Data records

▬▬▬▬▬▬▬▬▬▬

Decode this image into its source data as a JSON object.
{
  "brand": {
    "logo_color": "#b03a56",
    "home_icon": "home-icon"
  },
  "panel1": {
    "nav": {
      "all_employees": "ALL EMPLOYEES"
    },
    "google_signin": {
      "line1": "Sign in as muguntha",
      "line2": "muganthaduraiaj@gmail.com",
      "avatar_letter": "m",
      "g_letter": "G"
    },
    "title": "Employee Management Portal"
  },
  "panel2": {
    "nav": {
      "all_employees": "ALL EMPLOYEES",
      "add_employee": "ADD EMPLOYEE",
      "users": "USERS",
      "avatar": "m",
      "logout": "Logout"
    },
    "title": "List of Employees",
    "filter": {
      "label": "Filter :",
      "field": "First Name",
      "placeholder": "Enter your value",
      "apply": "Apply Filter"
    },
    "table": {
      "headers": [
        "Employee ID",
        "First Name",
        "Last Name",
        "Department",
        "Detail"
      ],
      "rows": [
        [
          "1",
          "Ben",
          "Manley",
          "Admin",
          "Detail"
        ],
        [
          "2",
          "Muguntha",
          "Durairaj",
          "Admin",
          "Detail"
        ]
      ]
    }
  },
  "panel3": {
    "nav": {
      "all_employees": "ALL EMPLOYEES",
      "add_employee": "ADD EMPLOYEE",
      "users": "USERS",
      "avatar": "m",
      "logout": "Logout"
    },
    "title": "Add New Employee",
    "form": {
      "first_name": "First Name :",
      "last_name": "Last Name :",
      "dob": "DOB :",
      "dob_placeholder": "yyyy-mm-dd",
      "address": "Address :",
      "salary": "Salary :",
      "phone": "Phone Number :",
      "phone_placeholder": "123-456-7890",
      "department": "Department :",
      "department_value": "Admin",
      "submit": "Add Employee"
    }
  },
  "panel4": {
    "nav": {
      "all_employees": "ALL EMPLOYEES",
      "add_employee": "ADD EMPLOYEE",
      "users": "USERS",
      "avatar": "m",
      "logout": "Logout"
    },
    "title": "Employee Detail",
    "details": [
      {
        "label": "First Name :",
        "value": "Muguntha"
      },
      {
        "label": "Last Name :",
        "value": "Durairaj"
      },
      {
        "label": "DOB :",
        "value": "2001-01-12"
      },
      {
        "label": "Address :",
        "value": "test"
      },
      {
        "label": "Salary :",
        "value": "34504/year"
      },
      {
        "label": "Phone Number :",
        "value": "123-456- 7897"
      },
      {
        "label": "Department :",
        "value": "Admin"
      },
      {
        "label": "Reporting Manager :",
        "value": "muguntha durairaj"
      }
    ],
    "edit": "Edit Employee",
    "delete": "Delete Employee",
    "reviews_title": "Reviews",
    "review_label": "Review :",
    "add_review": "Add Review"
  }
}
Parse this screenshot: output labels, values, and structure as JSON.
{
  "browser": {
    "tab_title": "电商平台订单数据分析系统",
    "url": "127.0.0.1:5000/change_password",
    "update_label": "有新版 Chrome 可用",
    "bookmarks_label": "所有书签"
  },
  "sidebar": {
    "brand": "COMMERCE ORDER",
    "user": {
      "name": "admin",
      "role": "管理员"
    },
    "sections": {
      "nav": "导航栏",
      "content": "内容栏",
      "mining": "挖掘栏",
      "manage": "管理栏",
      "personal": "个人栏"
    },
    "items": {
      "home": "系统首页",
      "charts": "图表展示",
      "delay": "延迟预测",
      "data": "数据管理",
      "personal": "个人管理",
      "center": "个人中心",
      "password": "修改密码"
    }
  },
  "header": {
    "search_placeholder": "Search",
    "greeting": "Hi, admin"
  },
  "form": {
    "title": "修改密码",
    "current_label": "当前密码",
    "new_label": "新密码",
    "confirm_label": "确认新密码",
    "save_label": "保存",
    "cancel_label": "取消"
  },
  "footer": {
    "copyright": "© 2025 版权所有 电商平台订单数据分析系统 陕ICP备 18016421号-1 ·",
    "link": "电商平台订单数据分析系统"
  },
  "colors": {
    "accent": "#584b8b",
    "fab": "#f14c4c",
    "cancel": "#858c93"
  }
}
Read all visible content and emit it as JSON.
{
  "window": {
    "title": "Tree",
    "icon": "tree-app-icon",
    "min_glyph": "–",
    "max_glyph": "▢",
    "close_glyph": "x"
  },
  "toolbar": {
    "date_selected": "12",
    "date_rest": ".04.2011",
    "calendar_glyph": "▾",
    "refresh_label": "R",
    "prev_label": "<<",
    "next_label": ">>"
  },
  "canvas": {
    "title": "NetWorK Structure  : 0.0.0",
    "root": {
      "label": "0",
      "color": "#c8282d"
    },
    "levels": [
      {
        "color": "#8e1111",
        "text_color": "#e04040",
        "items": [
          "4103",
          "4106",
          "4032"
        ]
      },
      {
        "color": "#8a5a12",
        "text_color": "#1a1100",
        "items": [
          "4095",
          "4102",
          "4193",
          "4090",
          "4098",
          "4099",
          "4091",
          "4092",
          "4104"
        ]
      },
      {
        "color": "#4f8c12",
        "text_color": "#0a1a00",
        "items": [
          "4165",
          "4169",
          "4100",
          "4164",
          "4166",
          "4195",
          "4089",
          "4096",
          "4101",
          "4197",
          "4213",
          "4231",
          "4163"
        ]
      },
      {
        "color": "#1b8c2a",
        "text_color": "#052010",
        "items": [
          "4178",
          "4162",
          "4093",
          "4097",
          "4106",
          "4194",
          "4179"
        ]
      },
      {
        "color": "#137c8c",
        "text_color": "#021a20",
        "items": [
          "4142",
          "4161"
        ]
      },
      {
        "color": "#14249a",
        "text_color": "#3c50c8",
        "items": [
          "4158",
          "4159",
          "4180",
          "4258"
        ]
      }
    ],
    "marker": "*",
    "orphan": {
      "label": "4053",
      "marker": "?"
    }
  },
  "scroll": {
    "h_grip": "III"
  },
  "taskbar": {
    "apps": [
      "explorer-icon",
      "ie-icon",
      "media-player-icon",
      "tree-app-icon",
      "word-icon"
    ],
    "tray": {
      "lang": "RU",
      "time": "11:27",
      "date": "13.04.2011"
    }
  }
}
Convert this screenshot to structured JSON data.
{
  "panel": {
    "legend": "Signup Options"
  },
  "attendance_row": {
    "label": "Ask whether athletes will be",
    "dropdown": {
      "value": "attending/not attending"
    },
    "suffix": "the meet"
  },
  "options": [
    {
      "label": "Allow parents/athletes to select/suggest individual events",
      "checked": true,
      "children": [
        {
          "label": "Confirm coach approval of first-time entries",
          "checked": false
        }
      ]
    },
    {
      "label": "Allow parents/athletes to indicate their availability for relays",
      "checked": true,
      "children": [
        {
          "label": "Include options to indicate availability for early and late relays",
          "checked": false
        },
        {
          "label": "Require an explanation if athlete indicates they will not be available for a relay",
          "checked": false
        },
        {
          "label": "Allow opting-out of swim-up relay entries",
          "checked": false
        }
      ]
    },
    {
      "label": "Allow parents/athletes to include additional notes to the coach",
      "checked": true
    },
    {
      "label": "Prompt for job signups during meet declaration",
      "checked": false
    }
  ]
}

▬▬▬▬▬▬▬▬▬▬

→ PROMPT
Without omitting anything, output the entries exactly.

→ RESULT OF THIS TASK
Decode this image into its source data as a JSON object.
{
  "brand": {
    "logo_color": "#b03a56",
    "home_icon": "home-icon"
  },
  "panel1": {
    "nav": {
      "all_employees": "ALL EMPLOYEES"
    },
    "google_signin": {
      "line1": "Sign in as muguntha",
      "line2": "muganthaduraiaj@gmail.com",
      "avatar_letter": "m",
      "g_letter": "G"
    },
    "title": "Employee Management Portal"
  },
  "panel2": {
    "nav": {
      "all_employees": "ALL EMPLOYEES",
      "add_employee": "ADD EMPLOYEE",
      "users": "USERS",
      "avatar": "m",
      "logout": "Logout"
    },
    "title": "List of Employees",
    "filter": {
      "label": "Filter :",
      "field": "First Name",
      "placeholder": "Enter your value",
      "apply": "Apply Filter"
    },
    "table": {
      "headers": [
        "Employee ID",
        "First Name",
        "Last Name",
        "Department",
        "Detail"
      ],
      "rows": [
        [
          "1",
          "Ben",
          "Manley",
          "Admin",
          "Detail"
        ],
        [
          "2",
          "Muguntha",
          "Durairaj",
          "Admin",
          "Detail"
        ]
      ]
    }
  },
  "panel3": {
    "nav": {
      "all_employees": "ALL EMPLOYEES",
      "add_employee": "ADD EMPLOYEE",
      "users": "USERS",
      "avatar": "m",
      "logout": "Logout"
    },
    "title": "Add New Employee",
    "form": {
      "first_name": "First Name :",
      "last_name": "Last Name :",
      "dob": "DOB :",
      "dob_placeholder": "yyyy-mm-dd",
      "address": "Address :",
      "salary": "Salary :",
      "phone": "Phone Number :",
      "phone_placeholder": "123-456-7890",
      "department": "Department :",
      "department_value": "Admin",
      "submit": "Add Employee"
    }
  },
  "panel4": {
    "nav": {
      "all_employees": "ALL EMPLOYEES",
      "add_employee": "ADD EMPLOYEE",
      "users": "USERS",
      "avatar": "m",
      "logout": "Logout"
    },
    "title": "Employee Detail",
    "details": [
      {
        "label": "First Name :",
        "value": "Muguntha"
      },
      {
        "label": "Last Name :",
        "value": "Durairaj"
      },
      {
        "label": "DOB :",
        "value": "2001-01-12"
      },
      {
        "label": "Address :",
        "value": "test"
      },
      {
        "label": "Salary :",
        "value": "34504/year"
      },
      {
        "label": "Phone Number :",
        "value": "123-456- 7897"
      },
      {
        "label": "Department :",
        "value": "Admin"
      },
      {
        "label": "Reporting Manager :",
        "value": "muguntha durairaj"
      }
    ],
    "edit": "Edit Employee",
    "delete": "Delete Employee",
    "reviews_title": "Reviews",
    "review_label": "Review :",
    "add_review": "Add Review"
  }
}
Parse this screenshot: output labels, values, and structure as JSON.
{
  "browser": {
    "tab_title": "电商平台订单数据分析系统",
    "url": "127.0.0.1:5000/change_password",
    "update_label": "有新版 Chrome 可用",
    "bookmarks_label": "所有书签"
  },
  "sidebar": {
    "brand": "COMMERCE ORDER",
    "user": {
      "name": "admin",
      "role": "管理员"
    },
    "sections": {
      "nav": "导航栏",
      "content": "内容栏",
      "mining": "挖掘栏",
      "manage": "管理栏",
      "personal": "个人栏"
    },
    "items": {
      "home": "系统首页",
      "charts": "图表展示",
      "delay": "延迟预测",
      "data": "数据管理",
      "personal": "个人管理",
      "center": "个人中心",
      "password": "修改密码"
    }
  },
  "header": {
    "search_placeholder": "Search",
    "greeting": "Hi, admin"
  },
  "form": {
    "title": "修改密码",
    "current_label": "当前密码",
    "new_label": "新密码",
    "confirm_label": "确认新密码",
    "save_label": "保存",
    "cancel_label": "取消"
  },
  "footer": {
    "copyright": "© 2025 版权所有 电商平台订单数据分析系统 陕ICP备 18016421号-1 ·",
    "link": "电商平台订单数据分析系统"
  },
  "colors": {
    "accent": "#584b8b",
    "fab": "#f14c4c",
    "cancel": "#858c93"
  }
}
Read all visible content and emit it as JSON.
{
  "window": {
    "title": "Tree",
    "icon": "tree-app-icon",
    "min_glyph": "–",
    "max_glyph": "▢",
    "close_glyph": "x"
  },
  "toolbar": {
    "date_selected": "12",
    "date_rest": ".04.2011",
    "calendar_glyph": "▾",
    "refresh_label": "R",
    "prev_label": "<<",
    "next_label": ">>"
  },
  "canvas": {
    "title": "NetWorK Structure  : 0.0.0",
    "root": {
      "label": "0",
      "color": "#c8282d"
    },
    "levels": [
      {
        "color": "#8e1111",
        "text_color": "#e04040",
        "items": [
          "4103",
          "4106",
          "4032"
        ]
      },
      {
        "color": "#8a5a12",
        "text_color": "#1a1100",
        "items": [
          "4095",
          "4102",
          "4193",
          "4090",
          "4098",
          "4099",
          "4091",
          "4092",
          "4104"
        ]
      },
      {
        "color": "#4f8c12",
        "text_color": "#0a1a00",
        "items": [
          "4165",
          "4169",
          "4100",
          "4164",
          "4166",
          "4195",
          "4089",
          "4096",
          "4101",
          "4197",
          "4213",
          "4231",
          "4163"
        ]
      },
      {
        "color": "#1b8c2a",
        "text_color": "#052010",
        "items": [
          "4178",
          "4162",
          "4093",
          "4097",
          "4106",
          "4194",
          "4179"
        ]
      },
      {
        "color": "#137c8c",
        "text_color": "#021a20",
        "items": [
          "4142",
          "4161"
        ]
      },
      {
        "color": "#14249a",
        "text_color": "#3c50c8",
        "items": [
          "4158",
          "4159",
          "4180",
          "4258"
        ]
      }
    ],
    "marker": "*",
    "orphan": {
      "label": "4053",
      "marker": "?"
    }
  },
  "scroll": {
    "h_grip": "III"
  },
  "taskbar": {
    "apps": [
      "explorer-icon",
      "ie-icon",
      "media-player-icon",
      "tree-app-icon",
      "word-icon"
    ],
    "tray": {
      "lang": "RU",
      "time": "11:27",
      "date": "13.04.2011"
    }
  }
}
Convert this screenshot to structured JSON data.
{
  "panel": {
    "legend": "Signup Options"
  },
  "attendance_row": {
    "label": "Ask whether athletes will be",
    "dropdown": {
      "value": "attending/not attending"
    },
    "suffix": "the meet"
  },
  "options": [
    {
      "label": "Allow parents/athletes to select/suggest individual events",
      "checked": true,
      "children": [
        {
          "label": "Confirm coach approval of first-time entries",
          "checked": false
        }
      ]
    },
    {
      "label": "Allow parents/athletes to indicate their availability for relays",
      "checked": true,
      "children": [
        {
          "label": "Include options to indicate availability for early and late relays",
          "checked": false
        },
        {
          "label": "Require an explanation if athlete indicates they will not be available for a relay",
          "checked": false
        },
        {
          "label": "Allow opting-out of swim-up relay entries",
          "checked": false
        }
      ]
    },
    {
      "label": "Allow parents/athletes to include additional notes to the coach",
      "checked": true
    },
    {
      "label": "Prompt for job signups during meet declaration",
      "checked": false
    }
  ]
}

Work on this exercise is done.